:: Exercise material ::
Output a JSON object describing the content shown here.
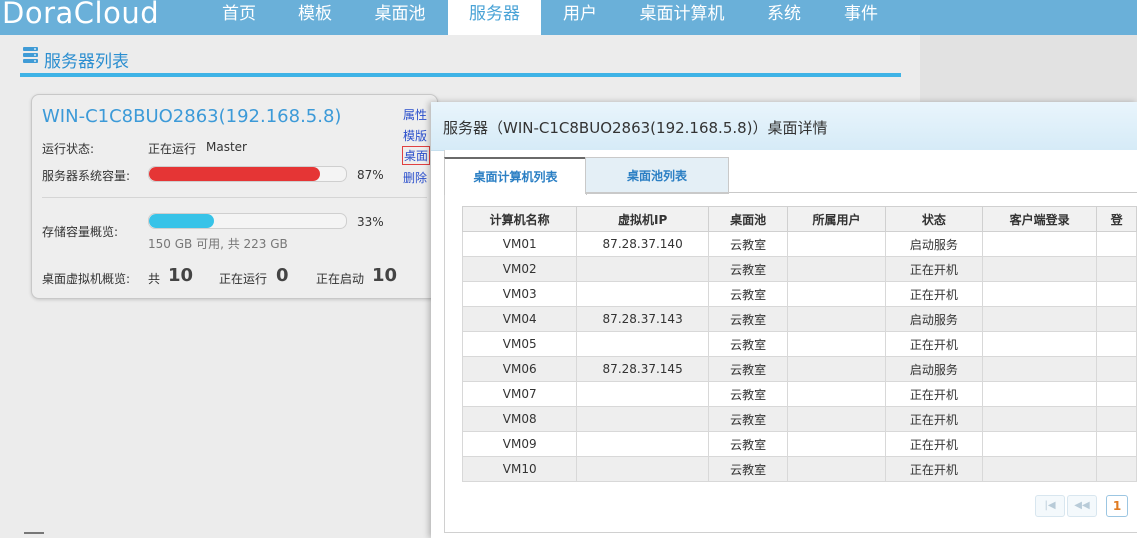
{
  "app": {
    "logo": "DoraCloud"
  },
  "nav": {
    "items": [
      {
        "label": "首页",
        "active": false
      },
      {
        "label": "模板",
        "active": false
      },
      {
        "label": "桌面池",
        "active": false
      },
      {
        "label": "服务器",
        "active": true
      },
      {
        "label": "用户",
        "active": false
      },
      {
        "label": "桌面计算机",
        "active": false
      },
      {
        "label": "系统",
        "active": false
      },
      {
        "label": "事件",
        "active": false
      }
    ]
  },
  "section": {
    "title": "服务器列表",
    "icon": "server-list-icon"
  },
  "server": {
    "name": "WIN-C1C8BUO2863(192.168.5.8)",
    "run_status_label": "运行状态:",
    "run_status_value": "正在运行",
    "role": "Master",
    "sys_capacity_label": "服务器系统容量:",
    "sys_capacity_percent": 87,
    "sys_capacity_text": "87%",
    "storage_label": "存储容量概览:",
    "storage_percent": 33,
    "storage_text": "33%",
    "storage_detail": "150 GB 可用, 共 223 GB",
    "vm_label": "桌面虚拟机概览:",
    "vm_total_label": "共",
    "vm_total": "10",
    "vm_running_label": "正在运行",
    "vm_running": "0",
    "vm_starting_label": "正在启动",
    "vm_starting": "10",
    "actions": [
      "属性",
      "模版",
      "桌面",
      "删除"
    ]
  },
  "dialog": {
    "title": "服务器（WIN-C1C8BUO2863(192.168.5.8)）桌面详情",
    "tabs": [
      "桌面计算机列表",
      "桌面池列表"
    ],
    "columns": [
      "计算机名称",
      "虚拟机IP",
      "桌面池",
      "所属用户",
      "状态",
      "客户端登录",
      "登"
    ],
    "rows": [
      {
        "name": "VM01",
        "ip": "87.28.37.140",
        "pool": "云教室",
        "user": "",
        "status": "启动服务",
        "client": ""
      },
      {
        "name": "VM02",
        "ip": "",
        "pool": "云教室",
        "user": "",
        "status": "正在开机",
        "client": ""
      },
      {
        "name": "VM03",
        "ip": "",
        "pool": "云教室",
        "user": "",
        "status": "正在开机",
        "client": ""
      },
      {
        "name": "VM04",
        "ip": "87.28.37.143",
        "pool": "云教室",
        "user": "",
        "status": "启动服务",
        "client": ""
      },
      {
        "name": "VM05",
        "ip": "",
        "pool": "云教室",
        "user": "",
        "status": "正在开机",
        "client": ""
      },
      {
        "name": "VM06",
        "ip": "87.28.37.145",
        "pool": "云教室",
        "user": "",
        "status": "启动服务",
        "client": ""
      },
      {
        "name": "VM07",
        "ip": "",
        "pool": "云教室",
        "user": "",
        "status": "正在开机",
        "client": ""
      },
      {
        "name": "VM08",
        "ip": "",
        "pool": "云教室",
        "user": "",
        "status": "正在开机",
        "client": ""
      },
      {
        "name": "VM09",
        "ip": "",
        "pool": "云教室",
        "user": "",
        "status": "正在开机",
        "client": ""
      },
      {
        "name": "VM10",
        "ip": "",
        "pool": "云教室",
        "user": "",
        "status": "正在开机",
        "client": ""
      }
    ],
    "pager": {
      "first": "|◀",
      "prev": "◀◀",
      "current": "1"
    }
  },
  "colors": {
    "nav_bg": "#6ab0d9",
    "accent": "#3fb3e6",
    "sys_bar": "#e53535",
    "storage_bar": "#37c3e8",
    "status_green": "#2e8b2e"
  }
}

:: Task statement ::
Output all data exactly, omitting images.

:: Solution to the problem ::
Output a JSON object describing the content shown here.
{
  "app": {
    "logo": "DoraCloud"
  },
  "nav": {
    "items": [
      {
        "label": "首页",
        "active": false
      },
      {
        "label": "模板",
        "active": false
      },
      {
        "label": "桌面池",
        "active": false
      },
      {
        "label": "服务器",
        "active": true
      },
      {
        "label": "用户",
        "active": false
      },
      {
        "label": "桌面计算机",
        "active": false
      },
      {
        "label": "系统",
        "active": false
      },
      {
        "label": "事件",
        "active": false
      }
    ]
  },
  "section": {
    "title": "服务器列表",
    "icon": "server-list-icon"
  },
  "server": {
    "name": "WIN-C1C8BUO2863(192.168.5.8)",
    "run_status_label": "运行状态:",
    "run_status_value": "正在运行",
    "role": "Master",
    "sys_capacity_label": "服务器系统容量:",
    "sys_capacity_percent": 87,
    "sys_capacity_text": "87%",
    "storage_label": "存储容量概览:",
    "storage_percent": 33,
    "storage_text": "33%",
    "storage_detail": "150 GB 可用, 共 223 GB",
    "vm_label": "桌面虚拟机概览:",
    "vm_total_label": "共",
    "vm_total": "10",
    "vm_running_label": "正在运行",
    "vm_running": "0",
    "vm_starting_label": "正在启动",
    "vm_starting": "10",
    "actions": [
      "属性",
      "模版",
      "桌面",
      "删除"
    ]
  },
  "dialog": {
    "title": "服务器（WIN-C1C8BUO2863(192.168.5.8)）桌面详情",
    "tabs": [
      "桌面计算机列表",
      "桌面池列表"
    ],
    "columns": [
      "计算机名称",
      "虚拟机IP",
      "桌面池",
      "所属用户",
      "状态",
      "客户端登录",
      "登"
    ],
    "rows": [
      {
        "name": "VM01",
        "ip": "87.28.37.140",
        "pool": "云教室",
        "user": "",
        "status": "启动服务",
        "client": ""
      },
      {
        "name": "VM02",
        "ip": "",
        "pool": "云教室",
        "user": "",
        "status": "正在开机",
        "client": ""
      },
      {
        "name": "VM03",
        "ip": "",
        "pool": "云教室",
        "user": "",
        "status": "正在开机",
        "client": ""
      },
      {
        "name": "VM04",
        "ip": "87.28.37.143",
        "pool": "云教室",
        "user": "",
        "status": "启动服务",
        "client": ""
      },
      {
        "name": "VM05",
        "ip": "",
        "pool": "云教室",
        "user": "",
        "status": "正在开机",
        "client": ""
      },
      {
        "name": "VM06",
        "ip": "87.28.37.145",
        "pool": "云教室",
        "user": "",
        "status": "启动服务",
        "client": ""
      },
      {
        "name": "VM07",
        "ip": "",
        "pool": "云教室",
        "user": "",
        "status": "正在开机",
        "client": ""
      },
      {
        "name": "VM08",
        "ip": "",
        "pool": "云教室",
        "user": "",
        "status": "正在开机",
        "client": ""
      },
      {
        "name": "VM09",
        "ip": "",
        "pool": "云教室",
        "user": "",
        "status": "正在开机",
        "client": ""
      },
      {
        "name": "VM10",
        "ip": "",
        "pool": "云教室",
        "user": "",
        "status": "正在开机",
        "client": ""
      }
    ],
    "pager": {
      "first": "|◀",
      "prev": "◀◀",
      "current": "1"
    }
  },
  "colors": {
    "nav_bg": "#6ab0d9",
    "accent": "#3fb3e6",
    "sys_bar": "#e53535",
    "storage_bar": "#37c3e8",
    "status_green": "#2e8b2e"
  }
}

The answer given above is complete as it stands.